— Exercise aim —
Print every record exactly, omitting none.

Input for this task: Begin

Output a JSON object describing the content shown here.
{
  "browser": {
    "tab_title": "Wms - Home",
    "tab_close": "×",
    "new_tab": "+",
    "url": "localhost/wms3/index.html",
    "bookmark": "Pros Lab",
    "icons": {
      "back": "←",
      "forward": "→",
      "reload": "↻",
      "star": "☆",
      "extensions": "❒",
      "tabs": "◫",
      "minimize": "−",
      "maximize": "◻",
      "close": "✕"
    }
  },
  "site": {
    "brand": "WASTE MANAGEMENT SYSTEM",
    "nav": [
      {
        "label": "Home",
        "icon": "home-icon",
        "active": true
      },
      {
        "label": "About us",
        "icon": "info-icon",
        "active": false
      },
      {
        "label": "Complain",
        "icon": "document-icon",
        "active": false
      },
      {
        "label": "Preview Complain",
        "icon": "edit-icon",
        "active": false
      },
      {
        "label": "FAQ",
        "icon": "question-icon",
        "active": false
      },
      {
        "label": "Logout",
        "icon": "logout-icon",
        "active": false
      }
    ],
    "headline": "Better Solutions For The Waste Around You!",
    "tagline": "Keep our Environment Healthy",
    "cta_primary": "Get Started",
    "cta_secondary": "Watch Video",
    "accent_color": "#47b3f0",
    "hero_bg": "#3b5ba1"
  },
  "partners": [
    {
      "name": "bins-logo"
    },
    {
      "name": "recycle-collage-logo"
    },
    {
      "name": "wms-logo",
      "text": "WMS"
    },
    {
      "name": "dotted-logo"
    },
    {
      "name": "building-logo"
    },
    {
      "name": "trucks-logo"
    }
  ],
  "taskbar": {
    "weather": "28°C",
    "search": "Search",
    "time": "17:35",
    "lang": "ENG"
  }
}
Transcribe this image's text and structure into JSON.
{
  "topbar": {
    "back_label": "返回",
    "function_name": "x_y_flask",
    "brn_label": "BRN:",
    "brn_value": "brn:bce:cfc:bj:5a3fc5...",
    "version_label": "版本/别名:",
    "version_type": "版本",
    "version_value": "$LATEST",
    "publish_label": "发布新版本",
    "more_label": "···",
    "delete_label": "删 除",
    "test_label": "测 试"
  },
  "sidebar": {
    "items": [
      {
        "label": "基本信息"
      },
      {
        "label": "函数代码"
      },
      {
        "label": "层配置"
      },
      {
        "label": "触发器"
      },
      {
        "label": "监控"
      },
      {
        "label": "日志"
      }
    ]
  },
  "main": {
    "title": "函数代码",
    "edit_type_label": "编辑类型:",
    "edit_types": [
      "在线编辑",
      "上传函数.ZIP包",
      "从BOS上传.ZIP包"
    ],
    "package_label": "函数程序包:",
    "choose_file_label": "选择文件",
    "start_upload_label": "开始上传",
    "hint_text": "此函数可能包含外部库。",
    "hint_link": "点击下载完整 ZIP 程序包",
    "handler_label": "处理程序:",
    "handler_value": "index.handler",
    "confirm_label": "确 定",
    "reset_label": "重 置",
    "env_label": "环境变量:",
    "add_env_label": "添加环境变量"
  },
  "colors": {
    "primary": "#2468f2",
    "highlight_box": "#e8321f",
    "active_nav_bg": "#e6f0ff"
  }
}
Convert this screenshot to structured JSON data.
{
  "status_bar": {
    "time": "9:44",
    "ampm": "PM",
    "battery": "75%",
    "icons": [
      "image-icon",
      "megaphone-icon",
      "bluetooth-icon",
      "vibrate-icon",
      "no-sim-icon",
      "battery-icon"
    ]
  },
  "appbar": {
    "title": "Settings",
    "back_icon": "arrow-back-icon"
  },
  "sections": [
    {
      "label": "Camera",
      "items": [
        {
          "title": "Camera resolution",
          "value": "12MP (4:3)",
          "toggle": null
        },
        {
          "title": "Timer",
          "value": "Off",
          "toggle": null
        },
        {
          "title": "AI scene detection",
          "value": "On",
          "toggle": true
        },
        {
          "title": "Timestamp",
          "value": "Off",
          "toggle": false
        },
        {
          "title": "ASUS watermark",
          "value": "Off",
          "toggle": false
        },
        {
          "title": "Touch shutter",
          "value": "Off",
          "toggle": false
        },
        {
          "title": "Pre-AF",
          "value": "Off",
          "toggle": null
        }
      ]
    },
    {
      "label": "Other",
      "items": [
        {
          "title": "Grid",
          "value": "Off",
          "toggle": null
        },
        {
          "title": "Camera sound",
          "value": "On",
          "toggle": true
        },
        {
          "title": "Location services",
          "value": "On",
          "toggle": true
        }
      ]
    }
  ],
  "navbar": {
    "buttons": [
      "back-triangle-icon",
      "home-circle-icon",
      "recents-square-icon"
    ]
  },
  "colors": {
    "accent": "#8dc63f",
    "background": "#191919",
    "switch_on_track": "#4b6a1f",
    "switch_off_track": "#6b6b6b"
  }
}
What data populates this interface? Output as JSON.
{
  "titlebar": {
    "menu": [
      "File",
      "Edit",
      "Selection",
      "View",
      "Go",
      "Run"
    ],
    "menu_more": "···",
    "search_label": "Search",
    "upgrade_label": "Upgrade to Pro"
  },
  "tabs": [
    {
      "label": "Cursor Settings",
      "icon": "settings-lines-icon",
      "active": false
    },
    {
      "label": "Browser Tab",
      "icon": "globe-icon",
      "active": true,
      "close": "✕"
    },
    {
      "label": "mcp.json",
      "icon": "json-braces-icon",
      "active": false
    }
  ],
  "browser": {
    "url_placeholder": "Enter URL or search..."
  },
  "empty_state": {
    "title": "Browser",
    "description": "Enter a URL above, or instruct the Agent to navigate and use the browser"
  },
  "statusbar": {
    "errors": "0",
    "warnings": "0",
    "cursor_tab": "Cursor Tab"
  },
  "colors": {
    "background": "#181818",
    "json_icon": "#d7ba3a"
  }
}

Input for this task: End

— Response to the task —
Output a JSON object describing the content shown here.
{
  "browser": {
    "tab_title": "Wms - Home",
    "tab_close": "×",
    "new_tab": "+",
    "url": "localhost/wms3/index.html",
    "bookmark": "Pros Lab",
    "icons": {
      "back": "←",
      "forward": "→",
      "reload": "↻",
      "star": "☆",
      "extensions": "❒",
      "tabs": "◫",
      "minimize": "−",
      "maximize": "◻",
      "close": "✕"
    }
  },
  "site": {
    "brand": "WASTE MANAGEMENT SYSTEM",
    "nav": [
      {
        "label": "Home",
        "icon": "home-icon",
        "active": true
      },
      {
        "label": "About us",
        "icon": "info-icon",
        "active": false
      },
      {
        "label": "Complain",
        "icon": "document-icon",
        "active": false
      },
      {
        "label": "Preview Complain",
        "icon": "edit-icon",
        "active": false
      },
      {
        "label": "FAQ",
        "icon": "question-icon",
        "active": false
      },
      {
        "label": "Logout",
        "icon": "logout-icon",
        "active": false
      }
    ],
    "headline": "Better Solutions For The Waste Around You!",
    "tagline": "Keep our Environment Healthy",
    "cta_primary": "Get Started",
    "cta_secondary": "Watch Video",
    "accent_color": "#47b3f0",
    "hero_bg": "#3b5ba1"
  },
  "partners": [
    {
      "name": "bins-logo"
    },
    {
      "name": "recycle-collage-logo"
    },
    {
      "name": "wms-logo",
      "text": "WMS"
    },
    {
      "name": "dotted-logo"
    },
    {
      "name": "building-logo"
    },
    {
      "name": "trucks-logo"
    }
  ],
  "taskbar": {
    "weather": "28°C",
    "search": "Search",
    "time": "17:35",
    "lang": "ENG"
  }
}
Transcribe this image's text and structure into JSON.
{
  "topbar": {
    "back_label": "返回",
    "function_name": "x_y_flask",
    "brn_label": "BRN:",
    "brn_value": "brn:bce:cfc:bj:5a3fc5...",
    "version_label": "版本/别名:",
    "version_type": "版本",
    "version_value": "$LATEST",
    "publish_label": "发布新版本",
    "more_label": "···",
    "delete_label": "删 除",
    "test_label": "测 试"
  },
  "sidebar": {
    "items": [
      {
        "label": "基本信息"
      },
      {
        "label": "函数代码"
      },
      {
        "label": "层配置"
      },
      {
        "label": "触发器"
      },
      {
        "label": "监控"
      },
      {
        "label": "日志"
      }
    ]
  },
  "main": {
    "title": "函数代码",
    "edit_type_label": "编辑类型:",
    "edit_types": [
      "在线编辑",
      "上传函数.ZIP包",
      "从BOS上传.ZIP包"
    ],
    "package_label": "函数程序包:",
    "choose_file_label": "选择文件",
    "start_upload_label": "开始上传",
    "hint_text": "此函数可能包含外部库。",
    "hint_link": "点击下载完整 ZIP 程序包",
    "handler_label": "处理程序:",
    "handler_value": "index.handler",
    "confirm_label": "确 定",
    "reset_label": "重 置",
    "env_label": "环境变量:",
    "add_env_label": "添加环境变量"
  },
  "colors": {
    "primary": "#2468f2",
    "highlight_box": "#e8321f",
    "active_nav_bg": "#e6f0ff"
  }
}
Convert this screenshot to structured JSON data.
{
  "status_bar": {
    "time": "9:44",
    "ampm": "PM",
    "battery": "75%",
    "icons": [
      "image-icon",
      "megaphone-icon",
      "bluetooth-icon",
      "vibrate-icon",
      "no-sim-icon",
      "battery-icon"
    ]
  },
  "appbar": {
    "title": "Settings",
    "back_icon": "arrow-back-icon"
  },
  "sections": [
    {
      "label": "Camera",
      "items": [
        {
          "title": "Camera resolution",
          "value": "12MP (4:3)",
          "toggle": null
        },
        {
          "title": "Timer",
          "value": "Off",
          "toggle": null
        },
        {
          "title": "AI scene detection",
          "value": "On",
          "toggle": true
        },
        {
          "title": "Timestamp",
          "value": "Off",
          "toggle": false
        },
        {
          "title": "ASUS watermark",
          "value": "Off",
          "toggle": false
        },
        {
          "title": "Touch shutter",
          "value": "Off",
          "toggle": false
        },
        {
          "title": "Pre-AF",
          "value": "Off",
          "toggle": null
        }
      ]
    },
    {
      "label": "Other",
      "items": [
        {
          "title": "Grid",
          "value": "Off",
          "toggle": null
        },
        {
          "title": "Camera sound",
          "value": "On",
          "toggle": true
        },
        {
          "title": "Location services",
          "value": "On",
          "toggle": true
        }
      ]
    }
  ],
  "navbar": {
    "buttons": [
      "back-triangle-icon",
      "home-circle-icon",
      "recents-square-icon"
    ]
  },
  "colors": {
    "accent": "#8dc63f",
    "background": "#191919",
    "switch_on_track": "#4b6a1f",
    "switch_off_track": "#6b6b6b"
  }
}
What data populates this interface? Output as JSON.
{
  "titlebar": {
    "menu": [
      "File",
      "Edit",
      "Selection",
      "View",
      "Go",
      "Run"
    ],
    "menu_more": "···",
    "search_label": "Search",
    "upgrade_label": "Upgrade to Pro"
  },
  "tabs": [
    {
      "label": "Cursor Settings",
      "icon": "settings-lines-icon",
      "active": false
    },
    {
      "label": "Browser Tab",
      "icon": "globe-icon",
      "active": true,
      "close": "✕"
    },
    {
      "label": "mcp.json",
      "icon": "json-braces-icon",
      "active": false
    }
  ],
  "browser": {
    "url_placeholder": "Enter URL or search..."
  },
  "empty_state": {
    "title": "Browser",
    "description": "Enter a URL above, or instruct the Agent to navigate and use the browser"
  },
  "statusbar": {
    "errors": "0",
    "warnings": "0",
    "cursor_tab": "Cursor Tab"
  },
  "colors": {
    "background": "#181818",
    "json_icon": "#d7ba3a"
  }
}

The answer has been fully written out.